You should ensure that all the page links that people use on HPAS.com domain are redirected to DistributorsFirst.com. There will surely be links on HPAS.com that don't match anything on DistributorsFirst.com so have any such page redirect to a site map on the new site.
The whole point of the search engine friendly 301 redirect (Moved Permanently) is to capture those well ranked position. As long as you plan out carefully how the links will be redirected you should see the traffic shift the way you want.
If you have access to the root Apache server then you can do a rewrite-map to explicitly map page to page. You can store the relationships in a database or a text file.

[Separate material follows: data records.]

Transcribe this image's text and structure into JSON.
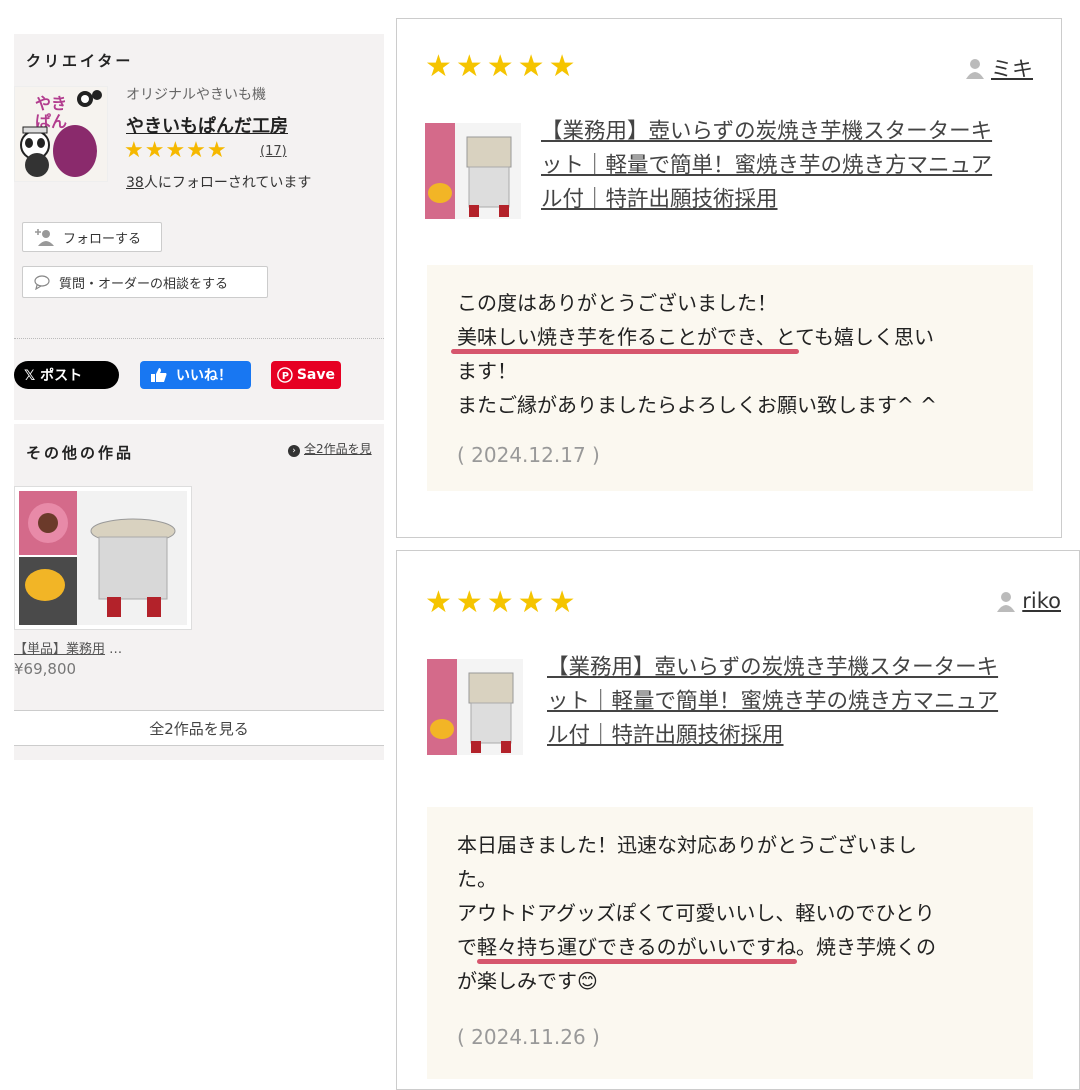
{
  "creator": {
    "section_title": "クリエイター",
    "subtitle": "オリジナルやきいも機",
    "name": "やきいもぱんだ工房",
    "rating_stars": "★★★★★",
    "review_count": "(17)",
    "followers_number": "38",
    "followers_suffix": "人にフォローされています",
    "follow_label": "フォローする",
    "inquiry_label": "質問・オーダーの相談をする",
    "logo_text": "やきいも ぱんだ 工房"
  },
  "share": {
    "x_label": "𝕏 ポスト",
    "like_label": "いいね！",
    "pinterest_label": "Save"
  },
  "other_works": {
    "section_title": "その他の作品",
    "see_all_link": "全2作品を見",
    "item_title": "【単品】業務用",
    "item_ellipsis": "…",
    "item_price": "¥69,800",
    "see_all_button": "全2作品を見る"
  },
  "reviews": [
    {
      "stars": "★★★★★",
      "reviewer": "ミキ",
      "product_lines": [
        "【業務用】壺いらずの炭焼き芋機スターターキ",
        "ット｜軽量で簡単！蜜焼き芋の焼き方マニュア",
        "ル付｜特許出願技術採用"
      ],
      "message_lines": [
        "この度はありがとうございました！",
        "美味しい焼き芋を作ることができ、とても嬉しく思い",
        "ます！",
        "またご縁がありましたらよろしくお願い致します^ ^"
      ],
      "date": "( 2024.12.17 )"
    },
    {
      "stars": "★★★★★",
      "reviewer": "riko",
      "product_lines": [
        "【業務用】壺いらずの炭焼き芋機スターターキ",
        "ット｜軽量で簡単！蜜焼き芋の焼き方マニュア",
        "ル付｜特許出願技術採用"
      ],
      "message_lines": [
        "本日届きました！迅速な対応ありがとうございまし",
        "た。",
        "アウトドアグッズぽくて可愛いいし、軽いのでひとり",
        "で軽々持ち運びできるのがいいですね。焼き芋焼くの",
        "が楽しみです😊"
      ],
      "date": "( 2024.11.26 )"
    }
  ],
  "colors": {
    "star": "#f5c400",
    "highlight_underline": "#d6566d",
    "message_bg": "#fbf8f0",
    "panel_bg": "#f4f2f2",
    "facebook": "#1877f2",
    "pinterest": "#e60023"
  },
  "icons": [
    "user-icon",
    "add-user-icon",
    "speech-bubble-icon",
    "circle-arrow-icon",
    "thumbs-up-icon",
    "pinterest-icon"
  ]
}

Otherwise you will use the .htaccess with mod-rewrite enabled and perform each 301 redirect that you need.
You will keep the HPAS.com domain live for enough time for the search-bots to find and register the 301s.
Do you know why HPAS.com has great organic listings? If so make sure that the WordPress redesign captures the things that you are doing In HPAS.com. If you new WordPress site fails at generating the organic traffic then the traffic siphoning boost you get from HPAS.com will be short-lived.
webeminence — 2013-01-05T11:28:46-05:00 — #5
I'd go with ServerStorm's advice for using 301 redirects. If the client has had success with 2 domains, imagine how well they will do when all the efforts go into one domain. I would guess that the one domain will eventually get more traffic then the two combined. Plus you won't have to worry about duplicate content.
brianoz — 2013-01-06T07:47:36-05:00 — #6
Very much so. Best practice is to have only one version of the content out there - Google will eventually catch and penalize you if you have duplicate content.
If you alter the content slightly and get caught, you will get penalized more heavily.
So - best practice - 301 redirect.